**Activity**. Go through the data and copy each line where the word "服务端初始化" shows up.

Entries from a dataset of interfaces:

******

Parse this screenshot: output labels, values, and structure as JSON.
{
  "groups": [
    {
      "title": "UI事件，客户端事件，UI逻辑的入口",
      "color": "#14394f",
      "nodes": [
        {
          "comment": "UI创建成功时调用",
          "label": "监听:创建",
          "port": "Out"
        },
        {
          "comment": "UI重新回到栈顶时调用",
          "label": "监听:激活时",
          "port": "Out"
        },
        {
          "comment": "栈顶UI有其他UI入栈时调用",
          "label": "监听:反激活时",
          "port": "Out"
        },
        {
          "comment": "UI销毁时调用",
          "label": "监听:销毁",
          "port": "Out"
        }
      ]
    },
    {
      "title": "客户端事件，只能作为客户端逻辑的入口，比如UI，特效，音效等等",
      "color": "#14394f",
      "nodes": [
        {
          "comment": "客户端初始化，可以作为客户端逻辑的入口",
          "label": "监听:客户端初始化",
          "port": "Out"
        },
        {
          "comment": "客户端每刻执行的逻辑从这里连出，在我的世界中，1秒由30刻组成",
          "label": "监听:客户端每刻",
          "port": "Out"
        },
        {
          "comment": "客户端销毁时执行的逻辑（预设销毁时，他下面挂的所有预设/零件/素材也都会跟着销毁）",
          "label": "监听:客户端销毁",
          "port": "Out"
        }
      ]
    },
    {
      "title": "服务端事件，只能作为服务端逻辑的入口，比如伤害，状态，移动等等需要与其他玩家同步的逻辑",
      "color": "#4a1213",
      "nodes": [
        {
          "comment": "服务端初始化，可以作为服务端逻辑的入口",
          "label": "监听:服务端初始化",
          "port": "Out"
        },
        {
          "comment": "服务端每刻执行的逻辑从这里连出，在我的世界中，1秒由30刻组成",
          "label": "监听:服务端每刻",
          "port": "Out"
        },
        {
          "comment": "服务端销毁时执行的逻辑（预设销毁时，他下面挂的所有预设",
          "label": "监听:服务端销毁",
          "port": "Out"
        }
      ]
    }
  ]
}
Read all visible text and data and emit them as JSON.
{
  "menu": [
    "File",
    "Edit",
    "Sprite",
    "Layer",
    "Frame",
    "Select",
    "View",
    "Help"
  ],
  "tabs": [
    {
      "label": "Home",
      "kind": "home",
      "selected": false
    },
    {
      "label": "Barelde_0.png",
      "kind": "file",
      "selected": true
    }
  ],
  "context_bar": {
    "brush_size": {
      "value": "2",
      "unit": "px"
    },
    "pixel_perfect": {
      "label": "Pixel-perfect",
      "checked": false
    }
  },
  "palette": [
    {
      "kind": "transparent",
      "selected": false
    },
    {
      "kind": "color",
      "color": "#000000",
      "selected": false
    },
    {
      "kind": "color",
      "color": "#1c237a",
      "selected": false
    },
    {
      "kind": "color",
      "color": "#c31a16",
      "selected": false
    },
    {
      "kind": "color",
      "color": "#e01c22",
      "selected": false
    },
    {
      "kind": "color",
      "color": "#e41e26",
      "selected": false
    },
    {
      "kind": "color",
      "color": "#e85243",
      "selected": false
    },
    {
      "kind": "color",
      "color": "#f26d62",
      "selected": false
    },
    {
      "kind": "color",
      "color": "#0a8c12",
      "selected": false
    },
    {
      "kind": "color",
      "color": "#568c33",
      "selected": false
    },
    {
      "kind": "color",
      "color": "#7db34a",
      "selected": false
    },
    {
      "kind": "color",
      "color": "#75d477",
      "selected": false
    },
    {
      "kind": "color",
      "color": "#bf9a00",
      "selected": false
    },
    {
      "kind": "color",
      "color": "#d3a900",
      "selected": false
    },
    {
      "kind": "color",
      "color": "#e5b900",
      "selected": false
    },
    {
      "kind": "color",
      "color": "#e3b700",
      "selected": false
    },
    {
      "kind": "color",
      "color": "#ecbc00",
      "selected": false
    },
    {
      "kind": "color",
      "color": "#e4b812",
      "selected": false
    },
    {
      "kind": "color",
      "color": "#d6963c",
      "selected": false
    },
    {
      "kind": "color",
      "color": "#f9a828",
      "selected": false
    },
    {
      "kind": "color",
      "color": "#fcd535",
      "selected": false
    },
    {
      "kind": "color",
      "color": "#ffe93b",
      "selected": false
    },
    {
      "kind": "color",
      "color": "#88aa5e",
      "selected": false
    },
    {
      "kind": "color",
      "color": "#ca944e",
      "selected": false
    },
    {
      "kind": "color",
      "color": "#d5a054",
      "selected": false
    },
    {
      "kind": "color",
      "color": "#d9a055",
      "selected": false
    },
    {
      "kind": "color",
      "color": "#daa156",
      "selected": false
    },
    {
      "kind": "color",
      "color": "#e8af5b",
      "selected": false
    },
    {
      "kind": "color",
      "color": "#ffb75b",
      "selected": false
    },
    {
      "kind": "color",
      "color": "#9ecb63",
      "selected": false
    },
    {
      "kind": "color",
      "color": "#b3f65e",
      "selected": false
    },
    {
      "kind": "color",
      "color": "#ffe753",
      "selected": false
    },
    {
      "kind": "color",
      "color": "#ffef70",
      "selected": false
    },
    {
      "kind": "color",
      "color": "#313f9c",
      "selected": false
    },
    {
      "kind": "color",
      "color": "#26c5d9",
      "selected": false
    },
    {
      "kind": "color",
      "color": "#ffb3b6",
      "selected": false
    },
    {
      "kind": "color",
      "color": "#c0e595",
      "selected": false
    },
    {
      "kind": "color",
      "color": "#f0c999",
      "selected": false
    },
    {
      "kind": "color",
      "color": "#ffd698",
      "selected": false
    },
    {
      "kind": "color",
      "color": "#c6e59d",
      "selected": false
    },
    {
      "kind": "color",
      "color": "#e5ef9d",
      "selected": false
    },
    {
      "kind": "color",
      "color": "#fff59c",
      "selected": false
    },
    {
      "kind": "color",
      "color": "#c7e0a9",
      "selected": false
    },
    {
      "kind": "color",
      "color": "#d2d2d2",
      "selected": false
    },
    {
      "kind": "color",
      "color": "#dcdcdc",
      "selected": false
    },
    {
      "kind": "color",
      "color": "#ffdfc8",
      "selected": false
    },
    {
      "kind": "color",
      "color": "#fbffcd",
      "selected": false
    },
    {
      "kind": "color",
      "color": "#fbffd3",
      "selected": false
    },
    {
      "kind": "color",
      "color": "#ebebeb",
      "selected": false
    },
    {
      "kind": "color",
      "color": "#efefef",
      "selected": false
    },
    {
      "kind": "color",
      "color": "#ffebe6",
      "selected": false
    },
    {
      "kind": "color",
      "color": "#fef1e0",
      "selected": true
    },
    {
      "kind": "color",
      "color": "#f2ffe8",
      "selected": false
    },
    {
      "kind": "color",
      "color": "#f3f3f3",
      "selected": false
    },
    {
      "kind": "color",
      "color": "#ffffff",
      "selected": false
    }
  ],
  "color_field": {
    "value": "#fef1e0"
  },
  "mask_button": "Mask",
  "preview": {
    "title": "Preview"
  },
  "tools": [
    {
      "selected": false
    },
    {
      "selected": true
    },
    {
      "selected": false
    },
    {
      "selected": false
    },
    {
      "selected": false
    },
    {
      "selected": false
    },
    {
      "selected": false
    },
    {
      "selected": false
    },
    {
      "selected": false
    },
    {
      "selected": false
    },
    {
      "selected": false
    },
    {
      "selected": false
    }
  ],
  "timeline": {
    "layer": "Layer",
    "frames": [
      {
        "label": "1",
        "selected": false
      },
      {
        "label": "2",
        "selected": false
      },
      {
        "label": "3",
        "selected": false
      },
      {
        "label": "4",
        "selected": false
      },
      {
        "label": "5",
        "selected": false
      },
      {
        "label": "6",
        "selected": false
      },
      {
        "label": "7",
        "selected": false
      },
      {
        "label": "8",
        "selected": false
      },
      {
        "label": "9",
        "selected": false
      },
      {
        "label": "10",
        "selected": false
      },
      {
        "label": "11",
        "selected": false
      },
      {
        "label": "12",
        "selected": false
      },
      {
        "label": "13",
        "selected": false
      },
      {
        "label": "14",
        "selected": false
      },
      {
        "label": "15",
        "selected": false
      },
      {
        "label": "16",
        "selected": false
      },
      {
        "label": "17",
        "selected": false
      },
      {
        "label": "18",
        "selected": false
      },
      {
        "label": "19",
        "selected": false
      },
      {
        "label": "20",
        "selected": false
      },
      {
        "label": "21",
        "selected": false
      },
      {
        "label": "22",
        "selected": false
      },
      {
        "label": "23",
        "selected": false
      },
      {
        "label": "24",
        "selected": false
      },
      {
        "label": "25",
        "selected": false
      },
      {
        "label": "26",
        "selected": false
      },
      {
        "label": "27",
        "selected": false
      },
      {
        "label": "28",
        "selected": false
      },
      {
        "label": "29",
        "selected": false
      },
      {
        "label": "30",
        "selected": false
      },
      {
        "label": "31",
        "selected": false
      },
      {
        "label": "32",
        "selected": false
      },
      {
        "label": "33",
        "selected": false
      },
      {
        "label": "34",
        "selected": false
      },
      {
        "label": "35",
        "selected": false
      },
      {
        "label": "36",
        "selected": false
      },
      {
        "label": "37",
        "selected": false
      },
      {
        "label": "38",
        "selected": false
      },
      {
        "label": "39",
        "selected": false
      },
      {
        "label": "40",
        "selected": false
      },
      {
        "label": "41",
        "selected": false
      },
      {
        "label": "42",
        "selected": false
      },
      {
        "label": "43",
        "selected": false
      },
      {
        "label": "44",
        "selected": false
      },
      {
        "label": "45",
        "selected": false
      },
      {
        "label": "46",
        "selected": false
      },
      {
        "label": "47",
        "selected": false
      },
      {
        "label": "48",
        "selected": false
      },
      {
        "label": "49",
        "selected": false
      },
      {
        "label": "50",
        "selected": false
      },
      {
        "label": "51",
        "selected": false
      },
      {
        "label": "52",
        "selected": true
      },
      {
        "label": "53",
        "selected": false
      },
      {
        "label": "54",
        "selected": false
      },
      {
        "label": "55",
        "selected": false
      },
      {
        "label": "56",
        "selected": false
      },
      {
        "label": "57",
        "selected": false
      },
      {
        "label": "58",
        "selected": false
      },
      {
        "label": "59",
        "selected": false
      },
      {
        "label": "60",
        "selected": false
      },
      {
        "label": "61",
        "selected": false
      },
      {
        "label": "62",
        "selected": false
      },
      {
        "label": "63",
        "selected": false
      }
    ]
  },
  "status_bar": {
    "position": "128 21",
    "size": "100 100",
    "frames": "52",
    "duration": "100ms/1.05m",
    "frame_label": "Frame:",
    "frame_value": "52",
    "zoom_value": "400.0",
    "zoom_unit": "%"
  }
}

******

**Reply**.
          "comment": "服务端初始化，可以作为服务端逻辑的入口",
          "label": "监听:服务端初始化",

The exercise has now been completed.